Over the past 20 years there have been similar marked changes in both banking and insurance. For decades, building branches was the epitome of providing convenience for bank customers. Today, it's a free app for a smartphone.
Looking back on the life insurance business 20 years ago, it needed the advances that technology and an emphasis on simplification would bring just as much as banking did. Back then, there were only a couple of choices in policies, all arguably complex and confusing. Qualifying was complicated, applications were cumbersome, processing was lengthy.
Around that time, some banks became interested in getting into the insurance business. Some looked at life insurance, but most gravitated to auto and homeowners types of coverage, since these were relatively straightforward, quick transactions, while life insurance sales took longer and were more complex.
While the results of these ventures into selling insurance have varied, there have been more singles than home runs, along with more than a few strikeouts. So it's worthwhile to understand how the life insurance industry has changed since then.
Perhaps the most dramatic and far-reaching change is in medical underwriting, which has benefited from vastly improved medical care and medications. Applicants who might have been rejected or offered higher rates in the past, enjoy standard rates today, including some with a history of cancer, diabetes, heart disease and so forth.
Another area of change is in products. In times past, the life insurance industry was less than innovative when it came to product development.
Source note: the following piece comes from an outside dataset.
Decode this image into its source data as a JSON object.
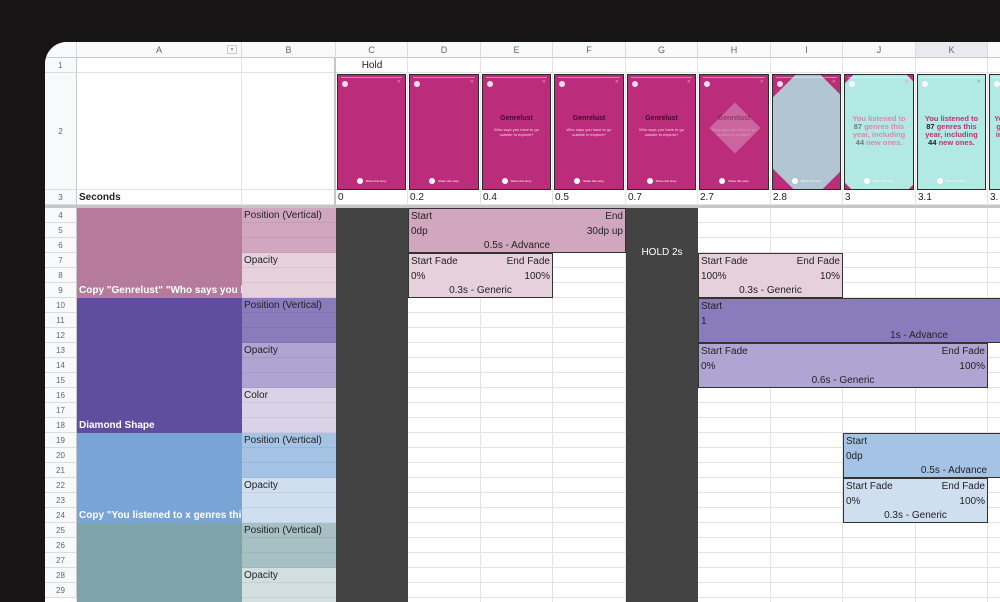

But spurred by competition, life companies have taken huge steps forward by focusing on consumer needs (much like banking). For example, new hybrid life and long-term care products powering sales now provide a death benefit and long-term care coverage in one policy.
Even a few years ago, the life insurance industry was woefully lacking in technological integration. Company computer systems were proprietary, so applications, policies and other paperwork were "overnighted" back and forth. It was a slow, stodgy and inefficient process with piles of file folders lingering on many desks. Not today. Processing is close to 100% electronic, as is some underwriting. Technology also is shaping consumer buying behavior (again, much like banking). Today's life insurance customers are often surprised to discover that purchasing a policy is quick and easy. For some policies, there are only three or four medical questions or, depending on the product, none at all. Some policies are issued electronically, either immediately or in a few days.
In years past, bank forays into life insurance sales differed in approach, with some using in-house personnel and others outsourcing the responsibility. But the results in both cases were often underwhelming. This may have stemmed from cultural conflicts, inadequate commitment of resources and the need to focus on more pressing matters.
But, as they say, that was then and this is now. While the scene from the rear-view mirror can be truly helpful in avoiding unnecessary catastrophes, it doesn't show the way forward.
The life insurance industry was built on agent commissions (a fee, if you will). Banks, on the other hand, long counted on the interest rate spread on their lending for much of their income, and had a passive attitude toward sales. But when interest rates dropped to historic lows, bankers turned to fee income as a critical source of revenue, particularly as operating costs escalated. It's not a stretch to say that the two industries have come to share a similar sales culture. By the same token, the life insurance business now recognizes the need to retain customers by building relationships, something that's second nature to bankers.
Our industries are similarly concerned with helping clients preserve and grow their wealth, and do so in highly regulated environments. The latest advancements only enhance our compatibility.